Sorry to say this is not in California – it’s the Columbia River system with its eight major mainstem dams.1 Summer “spills” have been the heart of the Columbia salmon recovery because they have helped smolts reach the ocean. The cost of “spills” is primarily lost hydropower to federal and state utilities. That was the price for keeping all the dams.
In the Central Valley the dams were built for hydropower, flood control, and water supply. Here we have Settlement Contractors with water rights that preceded the dams, who agreed to contracts that allowed the dams to be built. These folks come first in line when it comes to federal and state water rights to stored water. After these folks come the big water districts and urban water contractors of the Central Valley Project and the State Water Project.
The Columbia dams also have fish ladders that allow adult salmon to reach tributaries and headwaters and require smolts to pass the dams to reach the ocean. In the Central Valley we have wild and hatchery salmon populations below the large dams, and there are no fish ladders. (Note there are also no ladders on the big Grand Coulee and Hells Canyon Columbia system dams.)
The equivalent action of “summer spills” on the Columbia would be “spring spills” from Central Valley reservoirs. However, with stored water over-appropriated (even in most flood years when too little storage is carried over for the following year), there really is no water for “spring spills” without taking water away from people, mostly irrigators, who expect to get that water. (Note there are some higher flow requirements on the Sacramento and San Joaquin rivers and from the Delta in wetter years, but these are not near the amount of water in “spills”.)
Would Central Valley salmon benefit from “spring spills”? Yes, substantially, especially in non-flood wet and normal years.
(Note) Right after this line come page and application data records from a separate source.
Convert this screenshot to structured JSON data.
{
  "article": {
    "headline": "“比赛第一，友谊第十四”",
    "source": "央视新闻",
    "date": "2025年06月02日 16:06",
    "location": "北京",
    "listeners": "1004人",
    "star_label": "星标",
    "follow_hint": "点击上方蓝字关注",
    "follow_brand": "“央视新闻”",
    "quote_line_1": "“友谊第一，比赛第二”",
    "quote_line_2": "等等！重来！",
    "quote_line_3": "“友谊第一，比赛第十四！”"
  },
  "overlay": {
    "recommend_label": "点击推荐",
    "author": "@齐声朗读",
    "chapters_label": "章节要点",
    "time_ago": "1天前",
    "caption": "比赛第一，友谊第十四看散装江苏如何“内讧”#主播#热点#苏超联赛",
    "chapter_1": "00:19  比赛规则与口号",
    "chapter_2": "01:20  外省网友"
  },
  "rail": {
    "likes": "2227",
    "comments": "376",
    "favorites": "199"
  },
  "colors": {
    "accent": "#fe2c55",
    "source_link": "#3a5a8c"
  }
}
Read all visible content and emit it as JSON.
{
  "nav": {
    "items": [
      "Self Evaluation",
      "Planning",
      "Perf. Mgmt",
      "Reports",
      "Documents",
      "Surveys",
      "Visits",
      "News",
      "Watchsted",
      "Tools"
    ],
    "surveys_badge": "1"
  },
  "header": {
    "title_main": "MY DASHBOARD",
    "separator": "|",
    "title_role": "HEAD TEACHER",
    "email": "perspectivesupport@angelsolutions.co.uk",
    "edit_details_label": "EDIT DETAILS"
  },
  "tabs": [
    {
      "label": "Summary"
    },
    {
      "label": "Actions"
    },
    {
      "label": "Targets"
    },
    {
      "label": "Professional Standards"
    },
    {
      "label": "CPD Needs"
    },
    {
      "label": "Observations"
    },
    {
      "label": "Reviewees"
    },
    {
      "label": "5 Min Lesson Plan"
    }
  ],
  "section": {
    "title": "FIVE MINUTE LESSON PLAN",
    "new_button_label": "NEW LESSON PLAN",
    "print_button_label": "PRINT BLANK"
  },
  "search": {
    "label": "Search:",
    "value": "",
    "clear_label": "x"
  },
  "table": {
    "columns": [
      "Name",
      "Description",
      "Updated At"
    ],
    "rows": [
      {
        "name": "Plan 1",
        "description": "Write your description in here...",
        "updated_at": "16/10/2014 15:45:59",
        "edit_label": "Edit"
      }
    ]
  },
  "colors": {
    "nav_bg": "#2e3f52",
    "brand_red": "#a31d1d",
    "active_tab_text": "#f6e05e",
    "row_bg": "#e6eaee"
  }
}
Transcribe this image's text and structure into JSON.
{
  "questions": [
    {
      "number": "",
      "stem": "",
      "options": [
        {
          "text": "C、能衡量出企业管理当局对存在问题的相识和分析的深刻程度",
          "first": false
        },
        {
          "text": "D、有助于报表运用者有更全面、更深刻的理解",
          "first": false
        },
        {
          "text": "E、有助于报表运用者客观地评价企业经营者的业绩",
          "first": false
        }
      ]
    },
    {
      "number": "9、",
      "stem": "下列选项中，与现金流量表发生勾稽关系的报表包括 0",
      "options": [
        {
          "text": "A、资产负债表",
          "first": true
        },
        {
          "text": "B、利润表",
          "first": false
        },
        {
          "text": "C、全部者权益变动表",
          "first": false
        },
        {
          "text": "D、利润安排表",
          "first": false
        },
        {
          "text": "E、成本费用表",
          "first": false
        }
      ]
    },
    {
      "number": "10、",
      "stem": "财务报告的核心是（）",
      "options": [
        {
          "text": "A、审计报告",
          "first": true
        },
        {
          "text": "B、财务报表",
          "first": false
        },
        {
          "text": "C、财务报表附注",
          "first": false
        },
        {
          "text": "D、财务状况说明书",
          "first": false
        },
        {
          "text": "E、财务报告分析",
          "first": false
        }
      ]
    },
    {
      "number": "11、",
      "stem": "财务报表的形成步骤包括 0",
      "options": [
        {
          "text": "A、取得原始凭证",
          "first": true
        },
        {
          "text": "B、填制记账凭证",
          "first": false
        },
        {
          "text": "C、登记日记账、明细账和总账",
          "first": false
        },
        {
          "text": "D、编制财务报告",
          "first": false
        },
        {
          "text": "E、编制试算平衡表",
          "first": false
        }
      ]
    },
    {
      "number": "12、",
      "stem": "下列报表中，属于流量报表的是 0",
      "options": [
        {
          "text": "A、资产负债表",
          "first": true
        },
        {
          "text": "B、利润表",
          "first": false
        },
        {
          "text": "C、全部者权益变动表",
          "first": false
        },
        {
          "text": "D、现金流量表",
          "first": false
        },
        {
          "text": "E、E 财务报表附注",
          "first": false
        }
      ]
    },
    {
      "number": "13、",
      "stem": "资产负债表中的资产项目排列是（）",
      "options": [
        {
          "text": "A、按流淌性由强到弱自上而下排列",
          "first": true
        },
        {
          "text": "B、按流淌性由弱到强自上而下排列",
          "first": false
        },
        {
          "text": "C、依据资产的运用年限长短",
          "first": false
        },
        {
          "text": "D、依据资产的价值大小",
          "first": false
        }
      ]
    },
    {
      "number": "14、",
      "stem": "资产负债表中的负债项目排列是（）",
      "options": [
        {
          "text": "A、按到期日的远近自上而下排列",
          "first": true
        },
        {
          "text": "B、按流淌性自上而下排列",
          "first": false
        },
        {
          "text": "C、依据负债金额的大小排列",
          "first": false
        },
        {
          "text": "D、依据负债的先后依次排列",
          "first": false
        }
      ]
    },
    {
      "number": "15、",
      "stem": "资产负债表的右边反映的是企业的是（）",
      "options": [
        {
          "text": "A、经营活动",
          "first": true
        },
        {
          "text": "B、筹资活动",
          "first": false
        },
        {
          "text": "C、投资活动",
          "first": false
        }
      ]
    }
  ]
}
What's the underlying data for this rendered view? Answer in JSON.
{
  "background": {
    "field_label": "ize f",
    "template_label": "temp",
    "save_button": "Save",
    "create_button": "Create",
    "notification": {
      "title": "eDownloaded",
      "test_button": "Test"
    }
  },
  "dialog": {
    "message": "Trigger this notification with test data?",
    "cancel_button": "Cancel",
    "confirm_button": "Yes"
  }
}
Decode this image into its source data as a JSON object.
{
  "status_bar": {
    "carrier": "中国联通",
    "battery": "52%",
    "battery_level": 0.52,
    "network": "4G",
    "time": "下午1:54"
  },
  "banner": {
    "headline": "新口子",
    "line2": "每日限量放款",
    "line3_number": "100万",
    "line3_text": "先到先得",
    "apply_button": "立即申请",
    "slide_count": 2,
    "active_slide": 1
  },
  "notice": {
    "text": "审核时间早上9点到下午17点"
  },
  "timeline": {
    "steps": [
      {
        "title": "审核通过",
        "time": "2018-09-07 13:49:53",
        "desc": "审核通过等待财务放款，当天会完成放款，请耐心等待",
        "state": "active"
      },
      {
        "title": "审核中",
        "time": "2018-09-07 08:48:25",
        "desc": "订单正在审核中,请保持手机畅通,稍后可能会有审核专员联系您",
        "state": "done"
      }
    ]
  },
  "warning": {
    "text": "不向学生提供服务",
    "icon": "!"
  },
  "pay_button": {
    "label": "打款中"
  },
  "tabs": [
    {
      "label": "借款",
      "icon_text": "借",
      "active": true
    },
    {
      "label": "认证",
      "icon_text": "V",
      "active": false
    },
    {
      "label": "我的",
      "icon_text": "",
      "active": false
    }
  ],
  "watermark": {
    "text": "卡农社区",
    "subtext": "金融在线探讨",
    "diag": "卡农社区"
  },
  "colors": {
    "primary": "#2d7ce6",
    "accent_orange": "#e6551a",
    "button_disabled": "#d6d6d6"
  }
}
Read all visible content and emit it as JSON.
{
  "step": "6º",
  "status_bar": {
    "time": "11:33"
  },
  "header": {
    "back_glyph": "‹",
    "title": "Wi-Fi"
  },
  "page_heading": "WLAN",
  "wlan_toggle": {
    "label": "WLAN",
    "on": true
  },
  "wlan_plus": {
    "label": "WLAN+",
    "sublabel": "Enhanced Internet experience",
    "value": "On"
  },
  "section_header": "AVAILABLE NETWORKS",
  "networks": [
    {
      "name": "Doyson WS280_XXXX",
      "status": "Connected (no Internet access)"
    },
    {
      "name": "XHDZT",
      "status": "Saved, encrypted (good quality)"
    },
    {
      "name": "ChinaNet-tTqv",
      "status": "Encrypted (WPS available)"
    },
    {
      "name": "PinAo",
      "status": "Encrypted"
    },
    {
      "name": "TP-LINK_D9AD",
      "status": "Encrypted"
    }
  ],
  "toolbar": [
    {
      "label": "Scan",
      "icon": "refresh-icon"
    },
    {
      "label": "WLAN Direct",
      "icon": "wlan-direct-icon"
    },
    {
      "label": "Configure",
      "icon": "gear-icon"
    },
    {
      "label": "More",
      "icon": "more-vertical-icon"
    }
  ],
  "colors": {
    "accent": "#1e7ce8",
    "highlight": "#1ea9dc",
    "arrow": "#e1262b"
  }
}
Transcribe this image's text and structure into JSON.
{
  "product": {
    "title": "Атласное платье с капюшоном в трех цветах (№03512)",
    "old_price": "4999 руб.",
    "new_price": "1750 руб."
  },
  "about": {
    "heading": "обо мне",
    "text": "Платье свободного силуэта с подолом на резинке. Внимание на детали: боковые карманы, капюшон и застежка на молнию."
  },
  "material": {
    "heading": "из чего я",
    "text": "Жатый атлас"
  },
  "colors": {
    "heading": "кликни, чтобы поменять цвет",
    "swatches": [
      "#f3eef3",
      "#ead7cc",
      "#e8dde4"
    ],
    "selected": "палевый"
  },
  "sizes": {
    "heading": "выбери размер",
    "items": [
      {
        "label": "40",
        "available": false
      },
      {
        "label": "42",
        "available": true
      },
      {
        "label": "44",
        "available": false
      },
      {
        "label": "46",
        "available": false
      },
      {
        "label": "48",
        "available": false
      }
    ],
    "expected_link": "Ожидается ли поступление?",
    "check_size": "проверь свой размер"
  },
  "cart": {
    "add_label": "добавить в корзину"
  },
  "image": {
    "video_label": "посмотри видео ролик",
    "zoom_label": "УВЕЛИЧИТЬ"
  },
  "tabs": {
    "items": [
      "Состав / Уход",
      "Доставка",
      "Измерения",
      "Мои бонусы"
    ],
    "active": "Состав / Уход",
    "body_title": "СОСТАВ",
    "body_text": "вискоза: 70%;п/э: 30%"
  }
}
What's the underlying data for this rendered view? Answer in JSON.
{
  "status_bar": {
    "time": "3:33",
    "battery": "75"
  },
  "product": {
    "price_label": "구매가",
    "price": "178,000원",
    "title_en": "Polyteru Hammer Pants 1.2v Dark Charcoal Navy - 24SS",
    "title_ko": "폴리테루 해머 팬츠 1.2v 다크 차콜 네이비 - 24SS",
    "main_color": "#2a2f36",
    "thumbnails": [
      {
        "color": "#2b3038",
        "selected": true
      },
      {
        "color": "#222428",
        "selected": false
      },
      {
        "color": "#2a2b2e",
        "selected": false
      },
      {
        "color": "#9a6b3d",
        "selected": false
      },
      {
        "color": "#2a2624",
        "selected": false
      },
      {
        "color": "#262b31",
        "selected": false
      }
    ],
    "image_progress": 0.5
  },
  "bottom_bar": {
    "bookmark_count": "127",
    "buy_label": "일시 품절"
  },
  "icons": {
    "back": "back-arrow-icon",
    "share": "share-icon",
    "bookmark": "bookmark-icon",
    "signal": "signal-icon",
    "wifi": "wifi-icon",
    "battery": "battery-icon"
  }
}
Obviously, there would be insufficient water for “spills” in some drier years and even in some normal years.
What do they do on the Columbia River in dry years? They have a smolt collection and transport program that collects wild and hatchery smolts and transports them with trucks and barges around the dams and to the estuary.
The federal recovery plan for Central Valley salmon does not include either spills or transport, but instead requires trap-and-haul above the dams. This is important and likely essential to prevent extinction of some salmon races (e.g., winter and spring run), but we also need spill and transport programs downstream of the dams. If we want to retain these fisheries, we must invest in spill and transport programs now. These programs, like those on the Columbia, should be paid for by those benefitting from the flood control, electricity, water supply and recreation provided by the dams.